2020 is only seven years away and, as we’ve seen with the rapid evolution of apps and mobile technology, a lot can happen in that time. E-commerce is already gaining ground over its traditional bricks and mortar counterparts; indeed, many blame e-commerce for the decline in the standards of High Street shopping. However, whether we like it or not, e-commerce is slowly becoming the standard way to trade. But, how will e-commerce develop in the next seven years, and what can we expect from our virtual shopping experience?

Where are all the shops?
Already, vendors are taking advantage of the fact that owning a virtual store comes with much lower overheads than setting up a traditional bricks and mortar establishment. As a result, those savings are transferred to the customer in the form of lower prices. However, while shop fronts may well become redundant, what will be needed is storage; warehouses will become much more common, as more and more e-commerce traders look for premises in which to store their stock. Smaller warehouses are likely to stock fast-moving goods and perishables, while the larger ones will be used to house bulkier and one-off-style purchases.

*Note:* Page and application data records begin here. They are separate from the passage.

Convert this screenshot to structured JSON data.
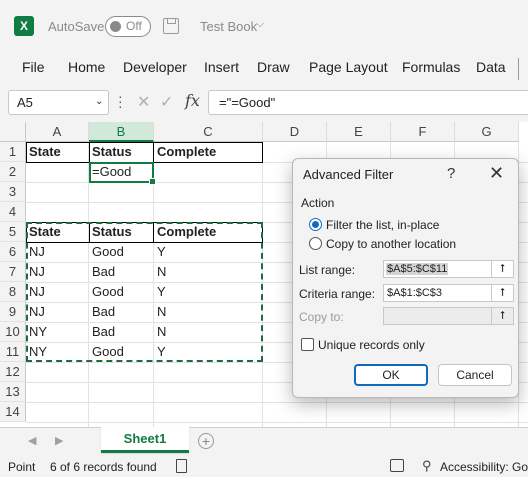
{
  "titlebar": {
    "logo": "X",
    "autosave_label": "AutoSave",
    "autosave_state": "Off",
    "book_title": "Test Book",
    "book_chevron": "⌵"
  },
  "menu": [
    "File",
    "Home",
    "Developer",
    "Insert",
    "Draw",
    "Page Layout",
    "Formulas",
    "Data"
  ],
  "formula_bar": {
    "name_box": "A5",
    "formula": "=\"=Good\"",
    "fx_label": "fx"
  },
  "grid": {
    "columns": [
      "A",
      "B",
      "C",
      "D",
      "E",
      "F",
      "G"
    ],
    "selected_column": "B",
    "rows": [
      "1",
      "2",
      "3",
      "4",
      "5",
      "6",
      "7",
      "8",
      "9",
      "10",
      "11",
      "12",
      "13",
      "14"
    ],
    "cells": {
      "A1": "State",
      "B1": "Status",
      "C1": "Complete",
      "B2": "=Good",
      "A5": "State",
      "B5": "Status",
      "C5": "Complete",
      "A6": "NJ",
      "B6": "Good",
      "C6": "Y",
      "A7": "NJ",
      "B7": "Bad",
      "C7": "N",
      "A8": "NJ",
      "B8": "Good",
      "C8": "Y",
      "A9": "NJ",
      "B9": "Bad",
      "C9": "N",
      "A10": "NY",
      "B10": "Bad",
      "C10": "N",
      "A11": "NY",
      "B11": "Good",
      "C11": "Y"
    }
  },
  "sheets": {
    "active": "Sheet1",
    "add_label": "+"
  },
  "status": {
    "mode": "Point",
    "records": "6 of 6 records found",
    "accessibility": "Accessibility: Goo"
  },
  "dialog": {
    "title": "Advanced Filter",
    "help": "?",
    "close": "✕",
    "action_label": "Action",
    "option_inplace": "Filter the list, in-place",
    "option_copy": "Copy to another location",
    "selected_option": "inplace",
    "list_range_label": "List range:",
    "list_range_value": "$A$5:$C$11",
    "criteria_range_label": "Criteria range:",
    "criteria_range_value": "$A$1:$C$3",
    "copy_to_label": "Copy to:",
    "unique_label": "Unique records only",
    "unique_checked": false,
    "ok": "OK",
    "cancel": "Cancel"
  }
}
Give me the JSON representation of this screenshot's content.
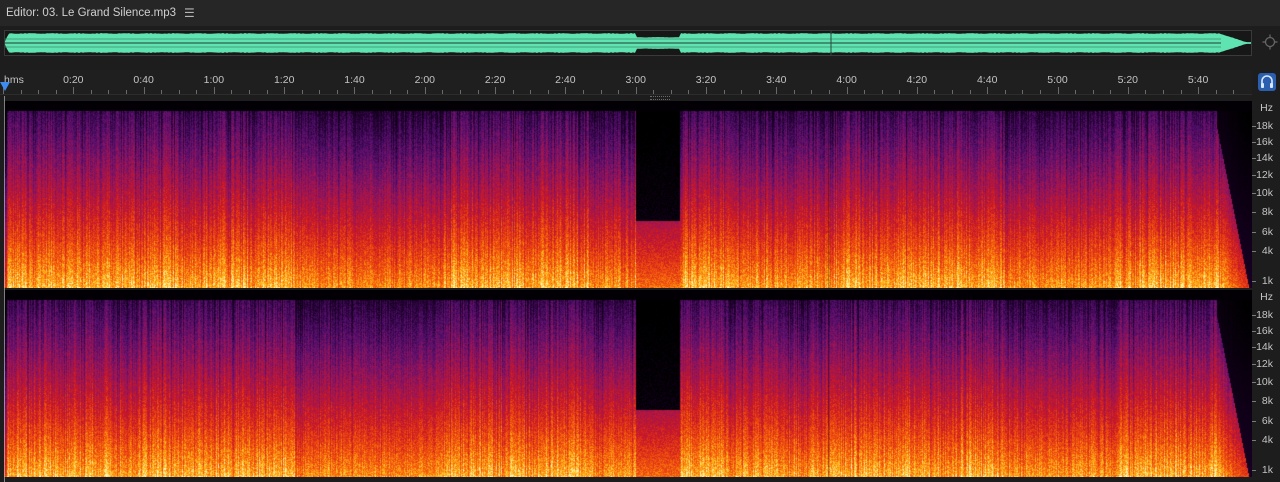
{
  "window": {
    "title": "Editor: 03. Le Grand Silence.mp3",
    "menu_icon": "hamburger-menu-icon"
  },
  "overview": {
    "waveform_color": "#5fe3b0",
    "zoom_icon": "zoom-navigator-icon"
  },
  "timeline": {
    "unit_label": "hms",
    "labels": [
      "0:20",
      "0:40",
      "1:00",
      "1:20",
      "1:40",
      "2:00",
      "2:20",
      "2:40",
      "3:00",
      "3:20",
      "3:40",
      "4:00",
      "4:20",
      "4:40",
      "5:00",
      "5:20",
      "5:40"
    ],
    "playhead_color": "#3d8cf0",
    "monitor_icon": "headphones-icon"
  },
  "spectral": {
    "channels": [
      {
        "unit_label": "Hz",
        "freq_labels": [
          "18k",
          "16k",
          "14k",
          "12k",
          "10k",
          "8k",
          "6k",
          "4k",
          "1k"
        ]
      },
      {
        "unit_label": "Hz",
        "freq_labels": [
          "18k",
          "16k",
          "14k",
          "12k",
          "10k",
          "8k",
          "6k",
          "4k",
          "1k"
        ]
      }
    ]
  }
}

Personalized shopping
While food shopping has entered the digital age, with customers being able to order online, there are thoughts that the whole shopping experience may become more personalized. One example of this is being investigated by the American Medical Council, in attempting to prevent illness and fatalities through allergic reactions to food. The theory is that consumers will be able to provide their medical insurers with a comprehensive list of their allergies. This information can then be shared with supermarkets and grocery stores, so that when someone shops online, if they choose an item that may contain something they are allergic to, a prompt will alert them and ask them if they wish to continue with that purchase. Not only will this be of immediate benefit to customers, but insurers may also breathe a sigh of relief as cases of anaphylactic shock decline as a result.

Print it!
Perhaps the biggest change to e-commerce will come in the form of 3D printing. It’s already possible to print weaponry and industry experts predict that domestic goods will follow suit. In essence, you should either be able to download and print the object you’re after or, if it’s a piece of technology, the item can be printed and assembled at a local outlet, meaning that delivery times will be shortened, possibly down to same-day delivery.

All in all, the focus of the current and future changes in e-commerce is geared towards the consumer. Personalized shopping is already in motion through the use of cookies, but the experience will be tailored even more minutely, even taking into account things like health. Convenience and speed of purchase will also be refined and consumers could find themselves looking at their purchase, scant hours after ordering it.

In addition, the likelihood is that goods manufacturers will have greater ability to contact consumers directly, driving prices down. Ultimately, the e-commerce of 2020 will make today’s efforts look like a horse-ride to the local market.

 Carlo Pandian is a management graduate that have been working in start-ups in London for 2 years. He also writes pc tutorials on QuickBooks by Intuit and contributes to cool start-up and creative blogs online. When he’s not at his PC, Carlo loves foraging in the countryside and cooking fancy meals.

Image by Colleen Martin Merritt, on Flickr